The sludge drying region includes a sludge drying network 80 that dries the excess sludge from the sludge silo 70 and discharges the dried sludge to a stocking tank 90. A blender 100 is provided to blend together grease from the grease tank 30, dried sludge from the stocking tank 90 and biomass leftovers 110. The biomass leftovers may be pulverulent wood charcoal, pulverulent cellulose, vegetable oil, vegetable alcohol, or any combination thereof. Vegetable alcohol refers to ethanol alcohol, methanol alcohol, a combination of each, or other forms of alcohol derived from vegetable oil after undergoing transesterification.

The power generating region may be considered to have two aspects. The first includes an incinerator 120 that burns the mixture from the blender 100 to transform water into steam to drive a steam turbine 130 having an electric generator to generate electricity as the steam turbine is driven. The second includes a sand filter 140 that filters water leaving the purifying region and includes a water turbine 150 driven by the filtered, purified water to generate electricity with an electric generator that generates the electricity as the water turbine is driven. The water discharging through the water turbine may enter a discharging region to be further treated with a conventional ultraviolet treatment 160, depending upon whether the water is to be drinkable or used for agricultural purposes. If the water is merely be to discharged back into the same stream that the lifting pump 10 diverted the water initially, then the ultraviolet treatment 160 may not be needed.

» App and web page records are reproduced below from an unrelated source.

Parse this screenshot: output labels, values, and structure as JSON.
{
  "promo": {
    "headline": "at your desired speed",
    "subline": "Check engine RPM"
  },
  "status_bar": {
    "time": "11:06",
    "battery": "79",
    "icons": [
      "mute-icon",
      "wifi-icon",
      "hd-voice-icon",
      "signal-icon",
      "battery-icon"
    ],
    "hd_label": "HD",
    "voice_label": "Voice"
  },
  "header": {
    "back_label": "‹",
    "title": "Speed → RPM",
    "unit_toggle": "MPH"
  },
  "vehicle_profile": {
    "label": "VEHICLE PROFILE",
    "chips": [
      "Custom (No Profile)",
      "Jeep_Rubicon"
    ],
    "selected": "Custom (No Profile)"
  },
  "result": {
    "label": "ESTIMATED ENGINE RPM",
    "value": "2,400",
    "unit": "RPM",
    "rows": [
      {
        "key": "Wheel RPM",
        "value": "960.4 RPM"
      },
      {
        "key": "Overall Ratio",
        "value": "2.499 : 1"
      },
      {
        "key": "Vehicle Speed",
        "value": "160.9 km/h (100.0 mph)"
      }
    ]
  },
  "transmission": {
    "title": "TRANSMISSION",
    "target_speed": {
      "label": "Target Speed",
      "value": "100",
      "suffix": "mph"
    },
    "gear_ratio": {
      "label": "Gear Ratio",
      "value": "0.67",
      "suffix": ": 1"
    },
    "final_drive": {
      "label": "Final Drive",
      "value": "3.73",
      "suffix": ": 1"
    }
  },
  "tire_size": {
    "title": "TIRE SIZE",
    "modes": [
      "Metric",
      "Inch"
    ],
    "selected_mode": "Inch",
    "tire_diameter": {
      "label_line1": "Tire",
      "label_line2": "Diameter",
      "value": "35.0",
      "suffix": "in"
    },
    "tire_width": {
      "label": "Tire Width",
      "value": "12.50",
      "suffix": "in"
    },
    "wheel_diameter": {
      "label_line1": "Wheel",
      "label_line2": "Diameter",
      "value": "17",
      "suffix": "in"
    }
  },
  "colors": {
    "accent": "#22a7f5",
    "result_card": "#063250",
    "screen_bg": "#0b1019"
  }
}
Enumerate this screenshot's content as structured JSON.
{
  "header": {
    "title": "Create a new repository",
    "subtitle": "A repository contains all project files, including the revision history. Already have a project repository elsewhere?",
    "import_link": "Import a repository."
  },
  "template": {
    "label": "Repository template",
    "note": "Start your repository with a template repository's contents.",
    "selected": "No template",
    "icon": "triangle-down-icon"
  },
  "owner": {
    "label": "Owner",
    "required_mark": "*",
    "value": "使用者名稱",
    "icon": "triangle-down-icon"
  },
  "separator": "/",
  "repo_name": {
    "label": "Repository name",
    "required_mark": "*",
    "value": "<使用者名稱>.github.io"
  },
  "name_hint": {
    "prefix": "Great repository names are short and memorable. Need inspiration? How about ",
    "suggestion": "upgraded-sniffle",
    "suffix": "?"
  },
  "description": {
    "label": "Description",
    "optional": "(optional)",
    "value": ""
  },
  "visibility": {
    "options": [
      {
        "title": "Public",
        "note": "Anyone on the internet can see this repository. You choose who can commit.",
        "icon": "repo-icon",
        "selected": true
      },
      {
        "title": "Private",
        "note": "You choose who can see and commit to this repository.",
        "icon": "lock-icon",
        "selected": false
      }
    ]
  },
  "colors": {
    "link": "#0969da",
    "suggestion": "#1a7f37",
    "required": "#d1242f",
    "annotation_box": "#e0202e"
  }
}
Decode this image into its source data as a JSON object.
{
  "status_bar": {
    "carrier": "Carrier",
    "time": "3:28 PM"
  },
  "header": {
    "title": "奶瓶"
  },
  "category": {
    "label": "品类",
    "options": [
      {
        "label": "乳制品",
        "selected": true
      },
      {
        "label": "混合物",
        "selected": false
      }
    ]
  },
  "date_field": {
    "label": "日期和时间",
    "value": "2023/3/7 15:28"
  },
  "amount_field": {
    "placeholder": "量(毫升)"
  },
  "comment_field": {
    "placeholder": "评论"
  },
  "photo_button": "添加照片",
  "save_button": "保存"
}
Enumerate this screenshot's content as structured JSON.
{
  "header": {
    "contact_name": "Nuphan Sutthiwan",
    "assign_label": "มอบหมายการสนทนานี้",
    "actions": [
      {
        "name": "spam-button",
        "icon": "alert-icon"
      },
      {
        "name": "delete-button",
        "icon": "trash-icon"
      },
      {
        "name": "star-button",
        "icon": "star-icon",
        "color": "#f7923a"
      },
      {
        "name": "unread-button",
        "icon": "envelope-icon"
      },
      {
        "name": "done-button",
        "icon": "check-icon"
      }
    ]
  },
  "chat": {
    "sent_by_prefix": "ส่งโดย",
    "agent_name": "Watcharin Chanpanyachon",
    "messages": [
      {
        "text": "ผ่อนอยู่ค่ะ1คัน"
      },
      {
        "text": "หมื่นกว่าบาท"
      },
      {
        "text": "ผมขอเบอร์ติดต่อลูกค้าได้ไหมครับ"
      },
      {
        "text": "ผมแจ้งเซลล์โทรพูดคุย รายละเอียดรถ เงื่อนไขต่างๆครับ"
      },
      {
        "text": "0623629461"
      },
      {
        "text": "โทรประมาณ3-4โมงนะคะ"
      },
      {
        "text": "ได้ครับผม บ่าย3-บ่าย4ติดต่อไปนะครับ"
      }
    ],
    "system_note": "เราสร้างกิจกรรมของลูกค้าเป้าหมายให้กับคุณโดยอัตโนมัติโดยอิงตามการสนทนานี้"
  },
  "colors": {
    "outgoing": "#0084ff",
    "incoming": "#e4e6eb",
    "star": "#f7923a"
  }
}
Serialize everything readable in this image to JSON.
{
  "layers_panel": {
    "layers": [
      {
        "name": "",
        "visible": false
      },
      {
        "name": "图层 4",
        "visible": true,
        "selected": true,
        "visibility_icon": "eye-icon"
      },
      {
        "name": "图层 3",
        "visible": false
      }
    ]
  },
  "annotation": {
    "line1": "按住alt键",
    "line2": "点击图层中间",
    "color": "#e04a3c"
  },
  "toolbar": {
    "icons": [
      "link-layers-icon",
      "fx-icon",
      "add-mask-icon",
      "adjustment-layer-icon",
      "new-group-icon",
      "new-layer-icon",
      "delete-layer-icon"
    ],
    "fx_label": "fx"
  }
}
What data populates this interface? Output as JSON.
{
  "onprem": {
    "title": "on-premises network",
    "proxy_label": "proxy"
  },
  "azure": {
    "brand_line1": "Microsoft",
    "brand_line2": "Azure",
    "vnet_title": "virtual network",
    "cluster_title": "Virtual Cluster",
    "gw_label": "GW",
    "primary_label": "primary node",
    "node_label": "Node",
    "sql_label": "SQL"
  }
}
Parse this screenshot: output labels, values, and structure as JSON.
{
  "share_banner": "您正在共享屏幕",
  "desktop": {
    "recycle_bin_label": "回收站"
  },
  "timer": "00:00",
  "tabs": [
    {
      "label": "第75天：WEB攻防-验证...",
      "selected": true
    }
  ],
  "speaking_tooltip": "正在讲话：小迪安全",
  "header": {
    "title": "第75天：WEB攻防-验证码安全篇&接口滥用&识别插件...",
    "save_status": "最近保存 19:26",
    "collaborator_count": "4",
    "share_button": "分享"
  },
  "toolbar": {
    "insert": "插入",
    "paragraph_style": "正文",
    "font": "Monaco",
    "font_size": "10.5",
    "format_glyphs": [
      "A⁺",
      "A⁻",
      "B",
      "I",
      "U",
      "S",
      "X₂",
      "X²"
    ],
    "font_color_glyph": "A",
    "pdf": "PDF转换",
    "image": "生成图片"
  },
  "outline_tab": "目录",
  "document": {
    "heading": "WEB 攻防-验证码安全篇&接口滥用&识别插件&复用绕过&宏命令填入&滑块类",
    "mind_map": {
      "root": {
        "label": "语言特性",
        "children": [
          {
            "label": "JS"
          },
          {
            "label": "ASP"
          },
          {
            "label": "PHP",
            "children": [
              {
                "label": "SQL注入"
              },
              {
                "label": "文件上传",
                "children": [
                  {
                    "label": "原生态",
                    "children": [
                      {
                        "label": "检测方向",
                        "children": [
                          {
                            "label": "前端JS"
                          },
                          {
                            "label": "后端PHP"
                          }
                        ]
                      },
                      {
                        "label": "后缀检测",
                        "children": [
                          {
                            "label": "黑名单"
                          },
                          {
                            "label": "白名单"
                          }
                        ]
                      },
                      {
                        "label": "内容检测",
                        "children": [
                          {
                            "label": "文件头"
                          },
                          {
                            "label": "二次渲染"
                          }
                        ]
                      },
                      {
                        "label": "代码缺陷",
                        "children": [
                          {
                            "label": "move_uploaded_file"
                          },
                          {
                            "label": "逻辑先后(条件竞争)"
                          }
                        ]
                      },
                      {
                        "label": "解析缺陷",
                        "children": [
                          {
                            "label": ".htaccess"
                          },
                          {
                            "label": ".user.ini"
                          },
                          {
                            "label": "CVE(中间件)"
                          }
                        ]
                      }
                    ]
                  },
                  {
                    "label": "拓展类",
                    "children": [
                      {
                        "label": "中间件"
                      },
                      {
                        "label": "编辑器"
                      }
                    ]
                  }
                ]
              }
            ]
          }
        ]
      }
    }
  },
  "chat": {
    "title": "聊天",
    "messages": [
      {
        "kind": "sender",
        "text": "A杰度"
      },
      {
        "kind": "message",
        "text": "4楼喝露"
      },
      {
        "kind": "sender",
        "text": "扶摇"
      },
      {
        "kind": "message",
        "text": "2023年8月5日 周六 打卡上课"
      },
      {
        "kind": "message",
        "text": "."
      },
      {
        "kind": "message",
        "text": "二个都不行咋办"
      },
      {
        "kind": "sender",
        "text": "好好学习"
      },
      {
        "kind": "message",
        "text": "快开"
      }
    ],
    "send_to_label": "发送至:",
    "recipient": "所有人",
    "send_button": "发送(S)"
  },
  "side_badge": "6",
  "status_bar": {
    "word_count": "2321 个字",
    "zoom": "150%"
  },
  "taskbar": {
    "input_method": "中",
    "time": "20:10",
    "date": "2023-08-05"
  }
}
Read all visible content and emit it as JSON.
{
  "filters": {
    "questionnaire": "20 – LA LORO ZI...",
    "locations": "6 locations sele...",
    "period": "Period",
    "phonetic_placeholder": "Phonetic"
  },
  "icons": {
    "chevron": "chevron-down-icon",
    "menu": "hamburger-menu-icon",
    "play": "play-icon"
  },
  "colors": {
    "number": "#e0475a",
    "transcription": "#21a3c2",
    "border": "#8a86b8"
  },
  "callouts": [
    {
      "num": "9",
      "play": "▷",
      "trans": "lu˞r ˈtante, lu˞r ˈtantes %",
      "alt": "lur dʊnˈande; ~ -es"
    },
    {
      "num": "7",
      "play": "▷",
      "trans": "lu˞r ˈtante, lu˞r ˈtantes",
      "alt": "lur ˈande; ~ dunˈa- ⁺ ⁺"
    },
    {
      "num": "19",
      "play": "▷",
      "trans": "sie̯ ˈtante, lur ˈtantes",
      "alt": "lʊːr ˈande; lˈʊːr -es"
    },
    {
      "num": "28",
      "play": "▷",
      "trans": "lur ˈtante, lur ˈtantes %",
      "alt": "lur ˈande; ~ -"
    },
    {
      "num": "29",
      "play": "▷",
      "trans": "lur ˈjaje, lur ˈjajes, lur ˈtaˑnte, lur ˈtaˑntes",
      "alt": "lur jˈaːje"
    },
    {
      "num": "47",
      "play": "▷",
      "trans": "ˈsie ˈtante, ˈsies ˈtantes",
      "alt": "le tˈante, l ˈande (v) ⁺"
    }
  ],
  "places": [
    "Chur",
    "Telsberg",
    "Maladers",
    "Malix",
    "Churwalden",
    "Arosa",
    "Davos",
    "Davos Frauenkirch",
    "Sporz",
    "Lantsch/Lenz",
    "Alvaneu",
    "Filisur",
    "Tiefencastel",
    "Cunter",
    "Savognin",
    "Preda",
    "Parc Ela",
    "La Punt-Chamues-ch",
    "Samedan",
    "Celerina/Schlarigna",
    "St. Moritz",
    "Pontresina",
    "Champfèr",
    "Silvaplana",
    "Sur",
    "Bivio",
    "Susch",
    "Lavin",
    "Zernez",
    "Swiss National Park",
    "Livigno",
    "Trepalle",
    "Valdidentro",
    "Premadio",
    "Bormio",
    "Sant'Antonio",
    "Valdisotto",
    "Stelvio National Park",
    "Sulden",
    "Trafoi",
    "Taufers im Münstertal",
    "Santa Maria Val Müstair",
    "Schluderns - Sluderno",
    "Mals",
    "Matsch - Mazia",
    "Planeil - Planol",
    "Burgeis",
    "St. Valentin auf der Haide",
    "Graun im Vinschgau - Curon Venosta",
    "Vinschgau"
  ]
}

While the foregoing description and drawings represent the preferred embodiments of the present invention, it will be understood that various changes and modifications may be made without departing from the scope of the present invention.